→ Aim of the task
Everything in the entries is to be written out exactly, except for the pictures.

→ Data extract
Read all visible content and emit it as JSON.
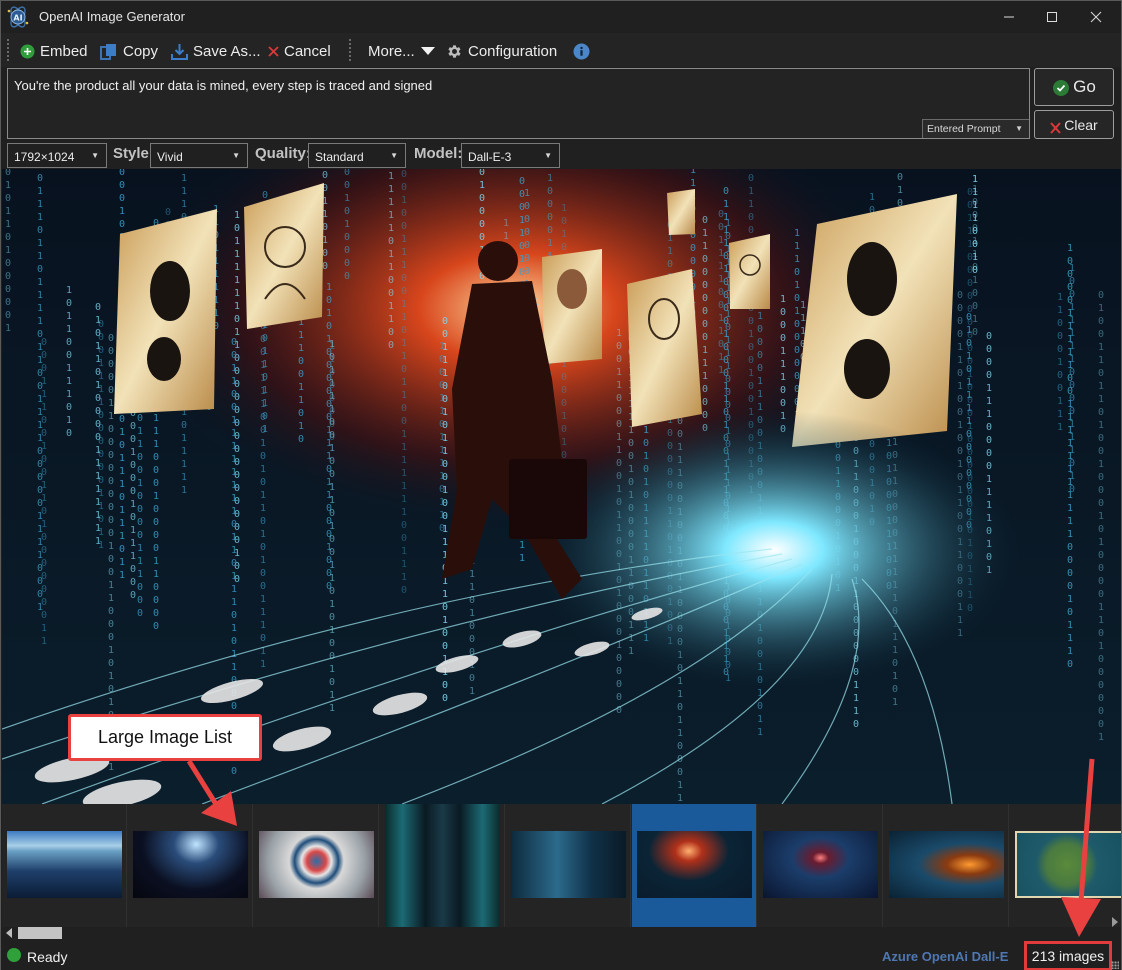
{
  "window": {
    "title": "OpenAI Image Generator",
    "app_icon": "ai-atom-icon",
    "controls": {
      "minimize": "—",
      "maximize": "☐",
      "close": "✕"
    }
  },
  "toolbar": {
    "items": [
      {
        "label": "Embed",
        "icon": "plus-circle-icon",
        "color": "#2e9e3c"
      },
      {
        "label": "Copy",
        "icon": "copy-icon",
        "color": "#3d7cc9"
      },
      {
        "label": "Save As...",
        "icon": "download-icon",
        "color": "#3d7cc9"
      },
      {
        "label": "Cancel",
        "icon": "x-icon",
        "color": "#d83a3a"
      },
      {
        "label": "More...",
        "icon": "triangle-down-icon"
      },
      {
        "label": "Configuration",
        "icon": "gear-icon"
      },
      {
        "label": "",
        "icon": "info-icon",
        "color": "#4a86c8"
      }
    ]
  },
  "prompt": {
    "value": "You're the product all your data is mined, every step is traced and signed",
    "source_select": "Entered Prompt"
  },
  "actions": {
    "go": "Go",
    "clear": "Clear"
  },
  "options": {
    "size": "1792×1024",
    "style_label": "Style:",
    "style": "Vivid",
    "quality_label": "Quality:",
    "quality": "Standard",
    "model_label": "Model:",
    "model": "Dall-E-3"
  },
  "main_image": {
    "description": "Silhouetted man with briefcase walking along a glowing path of footprints through falling binary code, with hanging paper sheets showing footprints and portraits"
  },
  "annotations": {
    "callout": "Large Image List",
    "arrow_color": "#e94040"
  },
  "thumbnails": [
    {
      "subject": "climber on binary mountain",
      "selected": false
    },
    {
      "subject": "data keyboard city",
      "selected": false
    },
    {
      "subject": "wheel of social icons",
      "selected": false
    },
    {
      "subject": "server room corridor",
      "selected": false
    },
    {
      "subject": "office with brain hologram",
      "selected": false
    },
    {
      "subject": "man walking footprints binary",
      "selected": true
    },
    {
      "subject": "tunnel of footprints",
      "selected": false
    },
    {
      "subject": "laptop with floating icons",
      "selected": false
    },
    {
      "subject": "access denied guard",
      "selected": false
    }
  ],
  "status": {
    "state": "Ready",
    "state_color": "#2fa03a",
    "provider": "Azure OpenAi Dall-E",
    "count": "213 images"
  }
}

→ Response
Read all visible content and emit it as JSON.
{
  "window": {
    "title": "OpenAI Image Generator",
    "app_icon": "ai-atom-icon",
    "controls": {
      "minimize": "—",
      "maximize": "☐",
      "close": "✕"
    }
  },
  "toolbar": {
    "items": [
      {
        "label": "Embed",
        "icon": "plus-circle-icon",
        "color": "#2e9e3c"
      },
      {
        "label": "Copy",
        "icon": "copy-icon",
        "color": "#3d7cc9"
      },
      {
        "label": "Save As...",
        "icon": "download-icon",
        "color": "#3d7cc9"
      },
      {
        "label": "Cancel",
        "icon": "x-icon",
        "color": "#d83a3a"
      },
      {
        "label": "More...",
        "icon": "triangle-down-icon"
      },
      {
        "label": "Configuration",
        "icon": "gear-icon"
      },
      {
        "label": "",
        "icon": "info-icon",
        "color": "#4a86c8"
      }
    ]
  },
  "prompt": {
    "value": "You're the product all your data is mined, every step is traced and signed",
    "source_select": "Entered Prompt"
  },
  "actions": {
    "go": "Go",
    "clear": "Clear"
  },
  "options": {
    "size": "1792×1024",
    "style_label": "Style:",
    "style": "Vivid",
    "quality_label": "Quality:",
    "quality": "Standard",
    "model_label": "Model:",
    "model": "Dall-E-3"
  },
  "main_image": {
    "description": "Silhouetted man with briefcase walking along a glowing path of footprints through falling binary code, with hanging paper sheets showing footprints and portraits"
  },
  "annotations": {
    "callout": "Large Image List",
    "arrow_color": "#e94040"
  },
  "thumbnails": [
    {
      "subject": "climber on binary mountain",
      "selected": false
    },
    {
      "subject": "data keyboard city",
      "selected": false
    },
    {
      "subject": "wheel of social icons",
      "selected": false
    },
    {
      "subject": "server room corridor",
      "selected": false
    },
    {
      "subject": "office with brain hologram",
      "selected": false
    },
    {
      "subject": "man walking footprints binary",
      "selected": true
    },
    {
      "subject": "tunnel of footprints",
      "selected": false
    },
    {
      "subject": "laptop with floating icons",
      "selected": false
    },
    {
      "subject": "access denied guard",
      "selected": false
    }
  ],
  "status": {
    "state": "Ready",
    "state_color": "#2fa03a",
    "provider": "Azure OpenAi Dall-E",
    "count": "213 images"
  }
}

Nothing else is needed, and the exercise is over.